▶ [Required action]
The output should be all lines of the entries below in which the word "JSON" occurs.

═══

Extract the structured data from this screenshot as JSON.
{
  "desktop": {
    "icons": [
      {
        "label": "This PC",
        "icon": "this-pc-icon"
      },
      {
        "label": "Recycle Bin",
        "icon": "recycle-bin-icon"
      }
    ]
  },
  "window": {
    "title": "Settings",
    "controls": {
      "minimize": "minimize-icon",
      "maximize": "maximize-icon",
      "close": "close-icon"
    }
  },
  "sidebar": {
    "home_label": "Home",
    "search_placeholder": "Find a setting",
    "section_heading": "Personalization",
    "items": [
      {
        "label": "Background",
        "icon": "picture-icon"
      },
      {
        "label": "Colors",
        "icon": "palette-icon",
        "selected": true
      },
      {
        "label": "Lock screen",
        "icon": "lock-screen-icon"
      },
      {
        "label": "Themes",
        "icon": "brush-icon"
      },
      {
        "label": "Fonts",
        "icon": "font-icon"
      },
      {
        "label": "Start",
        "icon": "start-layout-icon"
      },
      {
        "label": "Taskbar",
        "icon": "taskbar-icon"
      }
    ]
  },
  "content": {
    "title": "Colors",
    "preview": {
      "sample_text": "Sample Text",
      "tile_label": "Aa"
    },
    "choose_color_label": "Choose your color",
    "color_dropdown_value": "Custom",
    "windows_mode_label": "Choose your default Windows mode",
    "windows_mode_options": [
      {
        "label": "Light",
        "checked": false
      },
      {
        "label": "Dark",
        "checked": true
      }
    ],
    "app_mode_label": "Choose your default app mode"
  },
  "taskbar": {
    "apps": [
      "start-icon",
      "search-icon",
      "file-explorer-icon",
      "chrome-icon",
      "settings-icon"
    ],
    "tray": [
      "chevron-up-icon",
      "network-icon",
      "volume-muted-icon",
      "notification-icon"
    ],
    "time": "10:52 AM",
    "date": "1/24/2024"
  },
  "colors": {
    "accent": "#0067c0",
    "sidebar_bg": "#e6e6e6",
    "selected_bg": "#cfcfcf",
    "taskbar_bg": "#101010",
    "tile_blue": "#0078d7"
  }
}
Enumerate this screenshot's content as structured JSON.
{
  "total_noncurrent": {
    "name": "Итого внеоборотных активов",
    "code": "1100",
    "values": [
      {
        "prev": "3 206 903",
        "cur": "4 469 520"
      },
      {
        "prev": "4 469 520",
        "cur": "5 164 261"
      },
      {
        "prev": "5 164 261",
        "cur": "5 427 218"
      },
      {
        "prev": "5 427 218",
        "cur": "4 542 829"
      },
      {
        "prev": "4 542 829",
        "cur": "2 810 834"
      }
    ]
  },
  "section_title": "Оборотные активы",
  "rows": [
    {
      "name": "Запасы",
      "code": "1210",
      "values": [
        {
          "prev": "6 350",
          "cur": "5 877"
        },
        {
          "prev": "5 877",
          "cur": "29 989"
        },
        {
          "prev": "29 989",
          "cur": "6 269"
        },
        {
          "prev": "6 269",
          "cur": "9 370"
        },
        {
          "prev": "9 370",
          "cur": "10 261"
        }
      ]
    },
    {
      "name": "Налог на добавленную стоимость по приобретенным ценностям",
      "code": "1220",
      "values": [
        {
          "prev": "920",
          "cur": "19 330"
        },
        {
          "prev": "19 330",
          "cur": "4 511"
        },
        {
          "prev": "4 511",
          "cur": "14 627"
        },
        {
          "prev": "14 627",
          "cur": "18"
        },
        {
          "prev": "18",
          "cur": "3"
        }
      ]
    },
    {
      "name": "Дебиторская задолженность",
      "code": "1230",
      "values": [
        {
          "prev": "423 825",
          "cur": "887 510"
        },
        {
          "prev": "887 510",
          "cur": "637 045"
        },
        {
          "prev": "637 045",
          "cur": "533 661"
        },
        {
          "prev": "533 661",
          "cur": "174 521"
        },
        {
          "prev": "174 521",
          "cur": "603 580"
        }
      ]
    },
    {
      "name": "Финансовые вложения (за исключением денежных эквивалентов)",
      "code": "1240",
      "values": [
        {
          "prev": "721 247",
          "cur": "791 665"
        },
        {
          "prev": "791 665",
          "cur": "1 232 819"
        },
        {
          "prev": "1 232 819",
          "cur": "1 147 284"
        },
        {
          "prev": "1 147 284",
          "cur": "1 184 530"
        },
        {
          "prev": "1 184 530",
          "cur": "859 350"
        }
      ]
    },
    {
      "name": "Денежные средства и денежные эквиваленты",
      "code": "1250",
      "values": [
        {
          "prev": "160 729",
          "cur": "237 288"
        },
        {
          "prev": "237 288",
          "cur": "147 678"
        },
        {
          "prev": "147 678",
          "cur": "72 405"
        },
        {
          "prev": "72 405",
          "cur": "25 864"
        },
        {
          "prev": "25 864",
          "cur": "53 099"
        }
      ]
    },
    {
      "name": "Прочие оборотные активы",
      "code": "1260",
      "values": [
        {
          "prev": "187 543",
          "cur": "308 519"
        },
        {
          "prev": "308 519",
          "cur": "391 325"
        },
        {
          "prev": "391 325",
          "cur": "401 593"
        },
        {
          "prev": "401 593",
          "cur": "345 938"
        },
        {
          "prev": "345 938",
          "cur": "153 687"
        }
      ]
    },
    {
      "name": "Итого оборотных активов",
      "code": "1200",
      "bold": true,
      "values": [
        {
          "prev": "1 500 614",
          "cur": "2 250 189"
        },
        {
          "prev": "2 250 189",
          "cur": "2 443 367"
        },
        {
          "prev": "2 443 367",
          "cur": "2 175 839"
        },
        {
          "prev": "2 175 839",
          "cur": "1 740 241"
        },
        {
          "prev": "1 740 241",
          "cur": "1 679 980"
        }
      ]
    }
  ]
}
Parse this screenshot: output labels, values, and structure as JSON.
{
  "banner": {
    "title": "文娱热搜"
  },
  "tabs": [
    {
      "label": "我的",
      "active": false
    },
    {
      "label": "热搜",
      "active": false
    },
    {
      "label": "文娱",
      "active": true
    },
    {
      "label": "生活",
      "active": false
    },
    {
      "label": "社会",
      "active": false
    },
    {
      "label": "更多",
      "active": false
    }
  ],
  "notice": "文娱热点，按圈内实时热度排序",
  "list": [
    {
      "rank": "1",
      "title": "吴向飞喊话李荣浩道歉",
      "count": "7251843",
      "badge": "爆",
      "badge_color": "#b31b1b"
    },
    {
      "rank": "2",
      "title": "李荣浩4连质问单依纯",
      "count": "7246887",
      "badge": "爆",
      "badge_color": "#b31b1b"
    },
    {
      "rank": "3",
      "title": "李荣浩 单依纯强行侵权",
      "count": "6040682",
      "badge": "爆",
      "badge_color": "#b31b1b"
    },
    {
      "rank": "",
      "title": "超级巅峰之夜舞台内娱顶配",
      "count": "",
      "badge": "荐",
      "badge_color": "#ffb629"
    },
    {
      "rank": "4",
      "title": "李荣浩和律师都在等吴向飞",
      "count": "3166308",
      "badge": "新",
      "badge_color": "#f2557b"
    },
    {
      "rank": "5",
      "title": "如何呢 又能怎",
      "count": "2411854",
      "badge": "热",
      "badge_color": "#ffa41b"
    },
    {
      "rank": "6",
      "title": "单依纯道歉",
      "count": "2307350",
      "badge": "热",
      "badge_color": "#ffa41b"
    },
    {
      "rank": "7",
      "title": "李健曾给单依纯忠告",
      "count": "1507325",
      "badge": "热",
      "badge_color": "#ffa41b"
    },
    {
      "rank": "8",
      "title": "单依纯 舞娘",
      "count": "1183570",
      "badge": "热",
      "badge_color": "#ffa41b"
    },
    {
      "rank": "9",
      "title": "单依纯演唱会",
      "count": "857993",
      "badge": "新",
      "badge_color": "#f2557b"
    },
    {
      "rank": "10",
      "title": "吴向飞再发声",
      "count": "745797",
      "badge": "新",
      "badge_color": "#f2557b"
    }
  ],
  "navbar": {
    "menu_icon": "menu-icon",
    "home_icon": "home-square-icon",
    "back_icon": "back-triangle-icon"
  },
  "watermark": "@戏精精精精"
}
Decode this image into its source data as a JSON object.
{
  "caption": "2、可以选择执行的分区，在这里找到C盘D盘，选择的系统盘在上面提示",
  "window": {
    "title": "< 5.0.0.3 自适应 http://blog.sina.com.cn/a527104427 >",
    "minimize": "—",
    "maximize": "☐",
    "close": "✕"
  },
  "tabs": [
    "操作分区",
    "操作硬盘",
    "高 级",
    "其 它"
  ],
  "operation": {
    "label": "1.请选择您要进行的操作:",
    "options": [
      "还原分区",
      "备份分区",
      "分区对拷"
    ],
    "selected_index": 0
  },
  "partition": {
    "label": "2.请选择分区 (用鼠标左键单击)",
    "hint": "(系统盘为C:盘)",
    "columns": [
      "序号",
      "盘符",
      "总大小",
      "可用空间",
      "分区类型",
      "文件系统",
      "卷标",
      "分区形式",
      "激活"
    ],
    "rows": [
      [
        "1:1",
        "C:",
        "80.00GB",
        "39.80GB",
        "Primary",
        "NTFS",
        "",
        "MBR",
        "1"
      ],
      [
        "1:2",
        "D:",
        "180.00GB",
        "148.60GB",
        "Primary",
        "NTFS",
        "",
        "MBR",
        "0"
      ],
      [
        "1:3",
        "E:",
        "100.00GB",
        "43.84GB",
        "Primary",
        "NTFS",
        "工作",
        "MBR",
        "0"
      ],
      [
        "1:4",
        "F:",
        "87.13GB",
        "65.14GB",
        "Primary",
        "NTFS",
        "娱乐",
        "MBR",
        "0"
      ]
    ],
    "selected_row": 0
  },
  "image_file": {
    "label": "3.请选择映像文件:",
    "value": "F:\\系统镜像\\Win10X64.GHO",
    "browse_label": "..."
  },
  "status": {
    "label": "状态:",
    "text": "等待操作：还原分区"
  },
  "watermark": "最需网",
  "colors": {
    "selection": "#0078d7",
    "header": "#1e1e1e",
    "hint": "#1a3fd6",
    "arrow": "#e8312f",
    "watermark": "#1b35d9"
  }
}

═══

▶ [Answer section]
Extract the structured data from this screenshot as JSON.
Enumerate this screenshot's content as structured JSON.
Parse this screenshot: output labels, values, and structure as JSON.
Decode this image into its source data as a JSON object.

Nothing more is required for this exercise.